Completing a thorough, honest Farm Risk Assessment will help you and your family enjoy what you love doing in a safer manner.
That is according to Serena Gibbons, education officer, Teagasc Galway/Clare, who has urged farmers each question in thei Farm Safety Risk Assessment document honestly.
The Risk Assessment Document was revised in 2017. Under the Safety, Health and Welfare at work Act, 2005, it is a legal requirement for every farm to have an up-to-date Risk Assessment Document (RAD) completed.
“The Risk Assessment Document is a user-friendly document, easy to complete and update.”
“Each safety section is clearly outlined, and the risk assessment is straightforward. When answering the pre-printed questions, you simply tick Yes, No or N/A.”
“If you feel that the handbrake on the tractor is not 100%, then this should be identified as ‘No’ on the tractor page and highlighted on the action list at the back of the Risk Assessment Document.”
She said a farmer’s action list should contain items that you have identified as not meeting the safety standards on your farm.
“There is little to be gained from ticking yes to all questions while ignoring major safety issues on your farm.”
“Completing the safety assessment properly is another step in ensuring safer working conditions for you, your family and all those who work on your farm.”
Unfortunately, the number of farm fatalities remains too high.
The highest number of accidents and fatalities occur in three main categories:
“Tractors are the workhorse of the farm, and regardless of the scale and enterprise on your farm, the tractor is the one vehicle that cannot be done without.”
“A thorough risk assessment on your tractor(s) is crucial. Page 9 of the RAD lists a comprehensive checklist and safety practices in relation to tractor safety.”
She said that quads bike and farm vehicles fall under this category and you should risk assess them.
Gibbons stated that while many farmers employ contractors to carry out the majority of machinery operations, there are still a number of machines on all farms that can cause injury and fatalities.
The checklist for machinery is on page 11 of the RAD; this includes cattle trailers.
Again, give the checklist thought. If there is an item that does not meet the safety standard, note it on the action list.

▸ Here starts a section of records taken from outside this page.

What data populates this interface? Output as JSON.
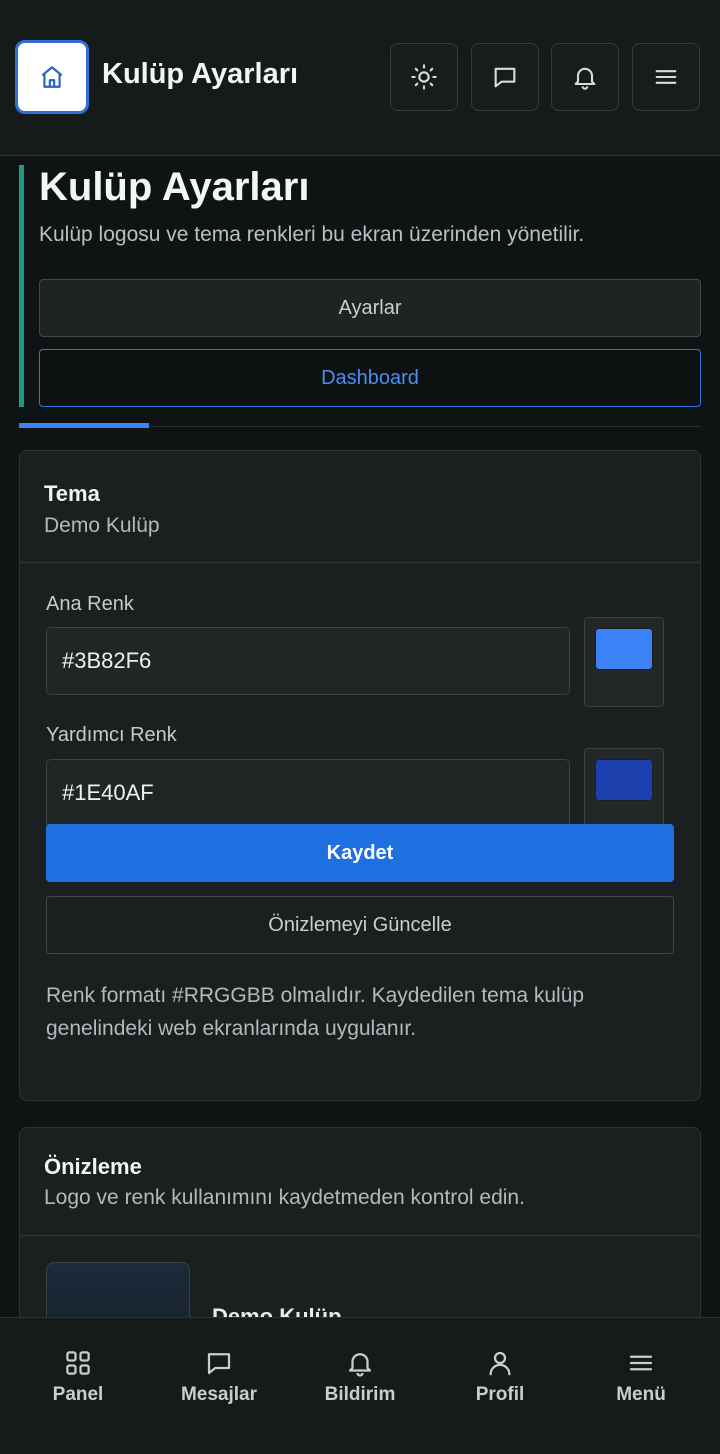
{
  "header": {
    "title": "Kulüp Ayarları",
    "icons": [
      "home-icon",
      "sun-icon",
      "message-icon",
      "bell-icon",
      "menu-icon"
    ]
  },
  "hero": {
    "title": "Kulüp Ayarları",
    "subtitle": "Kulüp logosu ve tema renkleri bu ekran üzerinden yönetilir.",
    "settings_button": "Ayarlar",
    "dashboard_button": "Dashboard",
    "accent_color": "#1f9a86"
  },
  "progress": {
    "fraction": 0.19,
    "color": "#3b82f6"
  },
  "theme_card": {
    "title": "Tema",
    "subtitle": "Demo Kulüp",
    "primary_label": "Ana Renk",
    "primary_value": "#3B82F6",
    "secondary_label": "Yardımcı Renk",
    "secondary_value": "#1E40AF",
    "save_button": "Kaydet",
    "refresh_preview_button": "Önizlemeyi Güncelle",
    "helper_text": "Renk formatı #RRGGBB olmalıdır. Kaydedilen tema kulüp genelindeki web ekranlarında uygulanır."
  },
  "preview_card": {
    "title": "Önizleme",
    "subtitle": "Logo ve renk kullanımını kaydetmeden kontrol edin.",
    "club_name": "Demo Kulüp"
  },
  "bottom_nav": {
    "items": [
      {
        "label": "Panel",
        "icon": "grid-icon"
      },
      {
        "label": "Mesajlar",
        "icon": "message-icon"
      },
      {
        "label": "Bildirim",
        "icon": "bell-icon"
      },
      {
        "label": "Profil",
        "icon": "user-icon"
      },
      {
        "label": "Menü",
        "icon": "menu-icon"
      }
    ]
  }
}
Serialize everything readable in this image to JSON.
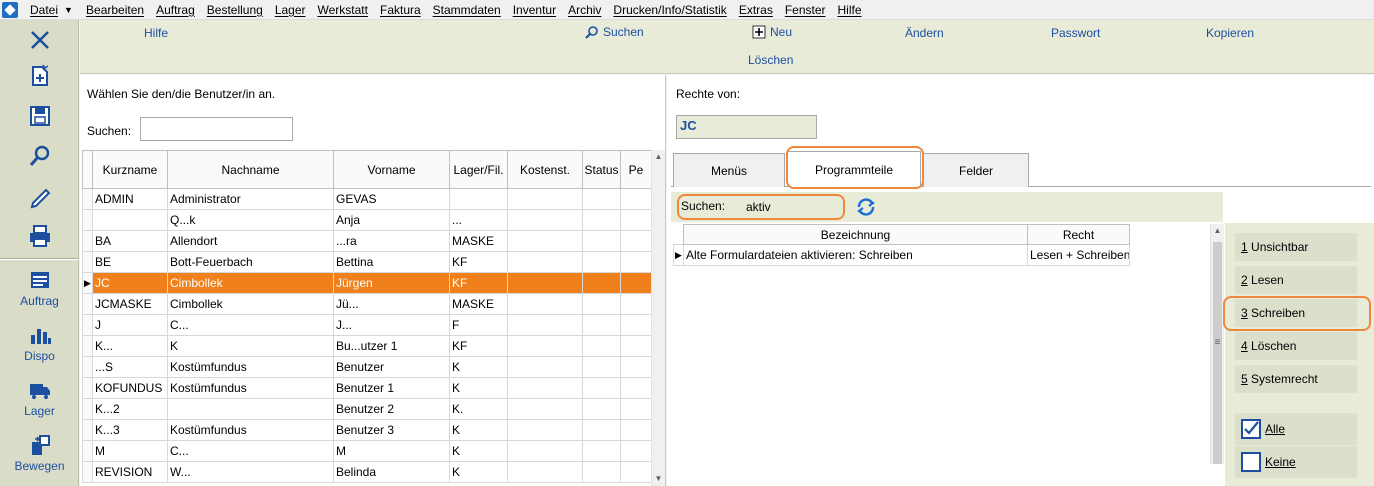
{
  "menubar": {
    "items": [
      "Datei",
      "Bearbeiten",
      "Auftrag",
      "Bestellung",
      "Lager",
      "Werkstatt",
      "Faktura",
      "Stammdaten",
      "Inventur",
      "Archiv",
      "Drucken/Info/Statistik",
      "Extras",
      "Fenster",
      "Hilfe"
    ]
  },
  "sidebar": {
    "items": [
      {
        "label": "Auftrag",
        "icon": "order-icon"
      },
      {
        "label": "Dispo",
        "icon": "bar-chart-icon"
      },
      {
        "label": "Lager",
        "icon": "truck-icon"
      },
      {
        "label": "Bewegen",
        "icon": "move-icon"
      }
    ]
  },
  "toolbar": {
    "hilfe": "Hilfe",
    "suchen": "Suchen",
    "neu": "Neu",
    "aendern": "Ändern",
    "passwort": "Passwort",
    "kopieren": "Kopieren",
    "loeschen": "Löschen"
  },
  "left": {
    "prompt": "Wählen Sie den/die Benutzer/in an.",
    "search_label": "Suchen:",
    "search_value": "",
    "columns": [
      "Kurzname",
      "Nachname",
      "Vorname",
      "Lager/Fil.",
      "Kostenst.",
      "Status",
      "Pe"
    ],
    "rows": [
      [
        "ADMIN",
        "Administrator",
        "GEVAS",
        "",
        "",
        "",
        ""
      ],
      [
        "",
        "Q...k",
        "Anja",
        "...",
        "",
        "",
        ""
      ],
      [
        "BA",
        "Allendort",
        "...ra",
        "MASKE",
        "",
        "",
        ""
      ],
      [
        "BE",
        "Bott-Feuerbach",
        "Bettina",
        "KF",
        "",
        "",
        ""
      ],
      [
        "JC",
        "Cimbollek",
        "Jürgen",
        "KF",
        "",
        "",
        ""
      ],
      [
        "JCMASKE",
        "Cimbollek",
        "Jü...",
        "MASKE",
        "",
        "",
        ""
      ],
      [
        "J",
        "C...",
        "J...",
        "F",
        "",
        "",
        ""
      ],
      [
        "K...",
        "K",
        "Bu...utzer 1",
        "KF",
        "",
        "",
        ""
      ],
      [
        "...S",
        "Kostümfundus",
        "Benutzer",
        "K",
        "",
        "",
        ""
      ],
      [
        "KOFUNDUS",
        "Kostümfundus",
        "Benutzer 1",
        "K",
        "",
        "",
        ""
      ],
      [
        "K...2",
        "",
        "Benutzer 2",
        "K.",
        "",
        "",
        ""
      ],
      [
        "K...3",
        "Kostümfundus",
        "Benutzer 3",
        "K",
        "",
        "",
        ""
      ],
      [
        "M",
        "C...",
        "M",
        "K",
        "",
        "",
        ""
      ],
      [
        "REVISION",
        "W...",
        "Belinda",
        "K",
        "",
        "",
        ""
      ]
    ],
    "selected_index": 4
  },
  "right": {
    "rights_of_label": "Rechte von:",
    "rights_of_value": "JC",
    "tabs": [
      "Menüs",
      "Programmteile",
      "Felder"
    ],
    "active_tab": 1,
    "search_label": "Suchen:",
    "search_value": "aktiv",
    "columns": [
      "Bezeichnung",
      "Recht"
    ],
    "rows": [
      [
        "Alte Formulardateien aktivieren: Schreiben",
        "Lesen + Schreiben"
      ]
    ],
    "buttons": [
      {
        "num": "1",
        "label": "Unsichtbar"
      },
      {
        "num": "2",
        "label": "Lesen"
      },
      {
        "num": "3",
        "label": "Schreiben"
      },
      {
        "num": "4",
        "label": "Löschen"
      },
      {
        "num": "5",
        "label": "Systemrecht"
      }
    ],
    "select_all": "Alle",
    "select_none": "Keine"
  },
  "colors": {
    "accent_orange": "#f0801c",
    "link_blue": "#1d4fa0",
    "sidebar_bg": "#d9ddc8",
    "toolbar_bg": "#e8ebd8"
  }
}
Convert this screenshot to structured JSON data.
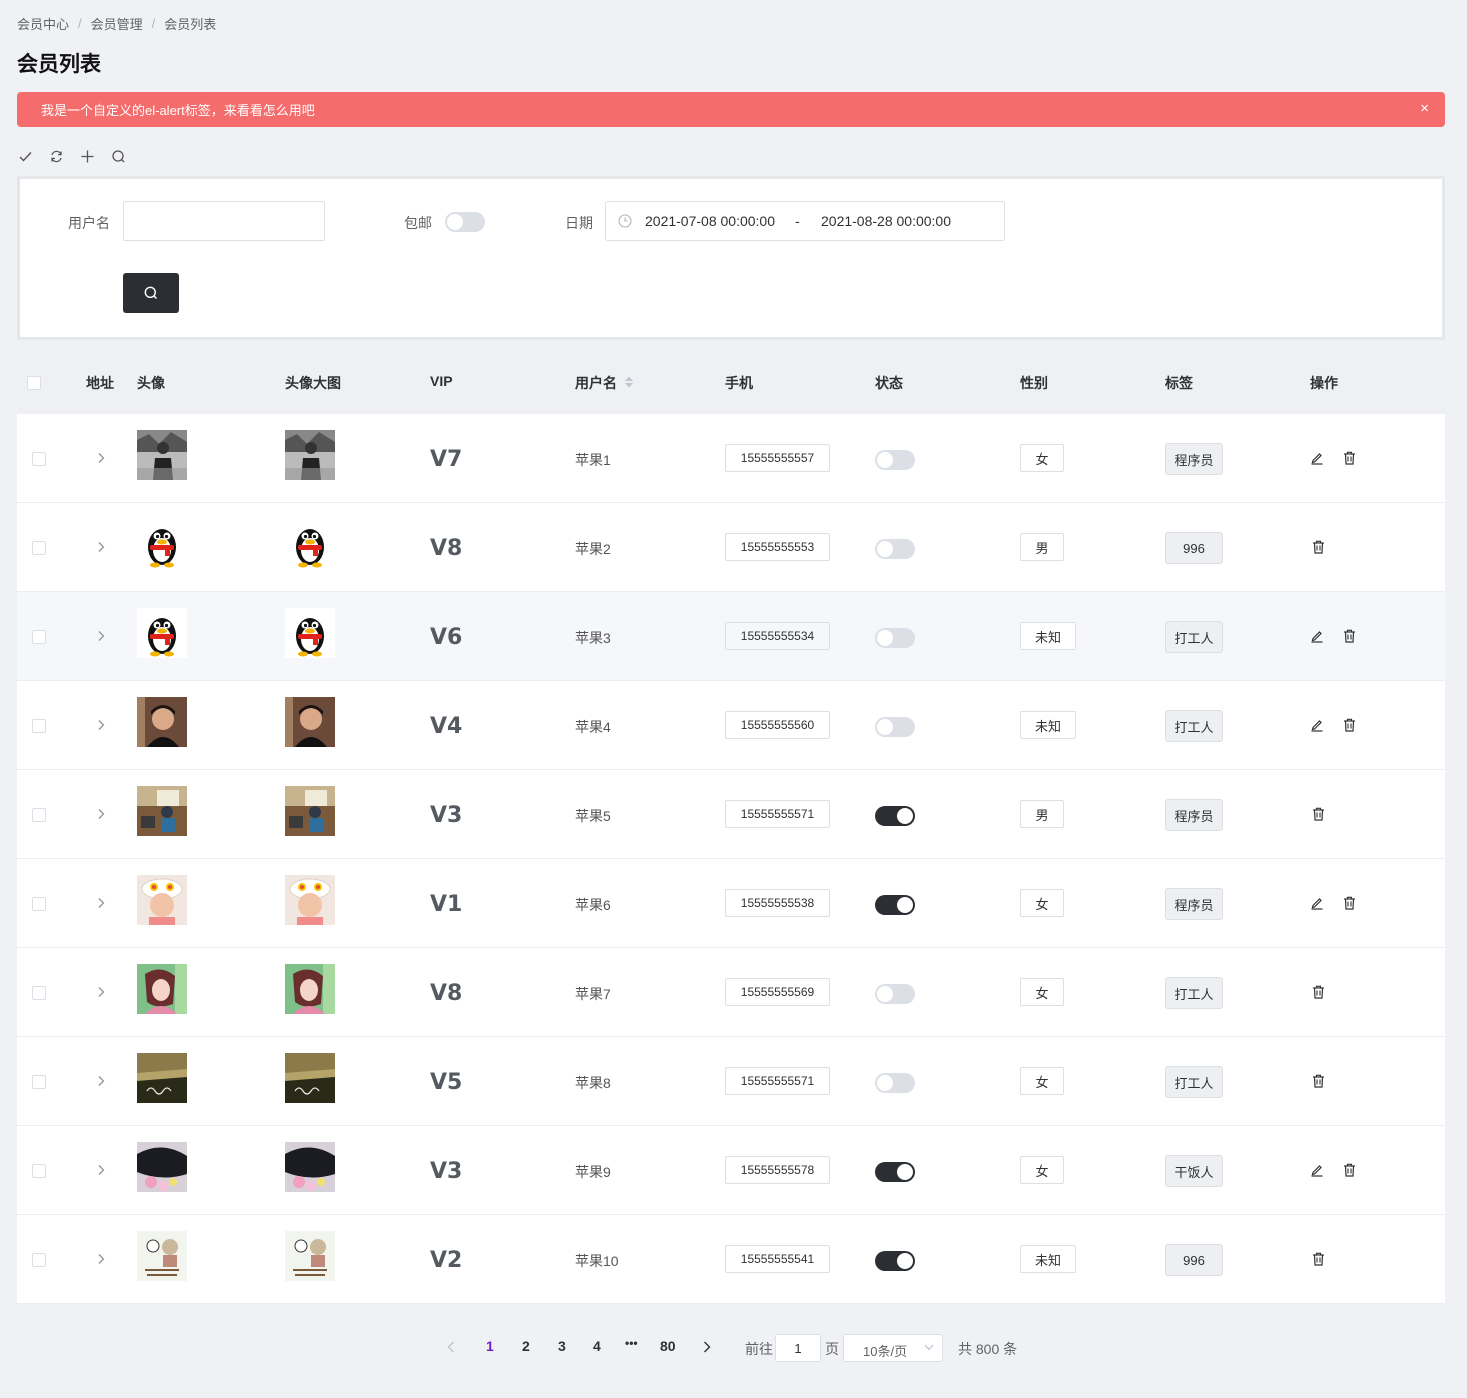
{
  "breadcrumb": [
    "会员中心",
    "会员管理",
    "会员列表"
  ],
  "page_title": "会员列表",
  "alert": {
    "text": "我是一个自定义的el-alert标签，来看看怎么用吧",
    "close": "×",
    "color": "#f56c6c"
  },
  "toolbar": [
    "check-icon",
    "refresh-icon",
    "plus-icon",
    "search-icon"
  ],
  "search_form": {
    "username_label": "用户名",
    "username_value": "",
    "free_shipping_label": "包邮",
    "free_shipping_on": false,
    "date_label": "日期",
    "date_start": "2021-07-08 00:00:00",
    "date_sep": "-",
    "date_end": "2021-08-28 00:00:00"
  },
  "table": {
    "headers": {
      "address": "地址",
      "avatar": "头像",
      "avatar_large": "头像大图",
      "vip": "VIP",
      "username": "用户名",
      "phone": "手机",
      "status": "状态",
      "gender": "性别",
      "tag": "标签",
      "actions": "操作"
    },
    "rows": [
      {
        "vip": "V7",
        "username": "苹果1",
        "phone": "15555555557",
        "status": false,
        "gender": "女",
        "tag": "程序员",
        "editable": true,
        "avatar": "man-outdoor-bw"
      },
      {
        "vip": "V8",
        "username": "苹果2",
        "phone": "15555555553",
        "status": false,
        "gender": "男",
        "tag": "996",
        "editable": false,
        "avatar": "qq-penguin"
      },
      {
        "vip": "V6",
        "username": "苹果3",
        "phone": "15555555534",
        "status": false,
        "gender": "未知",
        "tag": "打工人",
        "editable": true,
        "avatar": "qq-penguin"
      },
      {
        "vip": "V4",
        "username": "苹果4",
        "phone": "15555555560",
        "status": false,
        "gender": "未知",
        "tag": "打工人",
        "editable": true,
        "avatar": "boy-portrait"
      },
      {
        "vip": "V3",
        "username": "苹果5",
        "phone": "15555555571",
        "status": true,
        "gender": "男",
        "tag": "程序员",
        "editable": false,
        "avatar": "classroom"
      },
      {
        "vip": "V1",
        "username": "苹果6",
        "phone": "15555555538",
        "status": true,
        "gender": "女",
        "tag": "程序员",
        "editable": true,
        "avatar": "kid-hat"
      },
      {
        "vip": "V8",
        "username": "苹果7",
        "phone": "15555555569",
        "status": false,
        "gender": "女",
        "tag": "打工人",
        "editable": false,
        "avatar": "anime-girl"
      },
      {
        "vip": "V5",
        "username": "苹果8",
        "phone": "15555555571",
        "status": false,
        "gender": "女",
        "tag": "打工人",
        "editable": false,
        "avatar": "dark-sign"
      },
      {
        "vip": "V3",
        "username": "苹果9",
        "phone": "15555555578",
        "status": true,
        "gender": "女",
        "tag": "干饭人",
        "editable": true,
        "avatar": "dark-flowers"
      },
      {
        "vip": "V2",
        "username": "苹果10",
        "phone": "15555555541",
        "status": true,
        "gender": "未知",
        "tag": "996",
        "editable": false,
        "avatar": "cartoon-meme"
      }
    ]
  },
  "pagination": {
    "pages": [
      "1",
      "2",
      "3",
      "4",
      "80"
    ],
    "ellipsis": "•••",
    "current": "1",
    "goto_label": "前往",
    "goto_value": "1",
    "goto_unit": "页",
    "page_size": "10条/页",
    "total": "共 800 条"
  },
  "colors": {
    "accent": "#2b2e33",
    "active_page": "#6a1fd1",
    "header_bg": "#eef0f4"
  }
}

It is the breeding season on most farms. This will mean a stock bull running with the herd or identifying cows for AI. This can bring about an increase in livestock handling – particularly if heifers or cows need to be brought in from grazing ground for AI.
Ensure you have adequate facilities to funnel the stock in from the fields and that you carry out movement calmly and without stress to animals.
“An excited or stressed animal can be dangerous and difficult to control. Always ensure you move animals in small groups and not individually.”
“The bull should have a ring and chain and should never be trusted, even if he has never previously displayed any form of aggression.”
“You should always behave as if he has the potential to attack or charge. Herding in your jeep or quad during the breeding season will help reduce this risk.”
Farmers can reduce risks
“As with all aspects of farm safety, it is impossible to foresee every potential problem. However, giving time to completing an honest risk assessment document for your farm is an excellent start to reducing the risk.”
“The hazards will always be there. It is the agricultural environment, but farmers have it in their control to reduce the risks.”
Gibbons said that the Risk Assessment Document should be an “active working document”.
The whole family should be familiar with it, and should any of you notice an area for improvement. This should be included in the action list and addressed when the time is available.
“Attitudes are everything. It is easy to get totally focused on the end result. It’s not until a farmer encounters a ‘near miss’ or worse that attention quickly reverts to safety,” Gibbons concluded.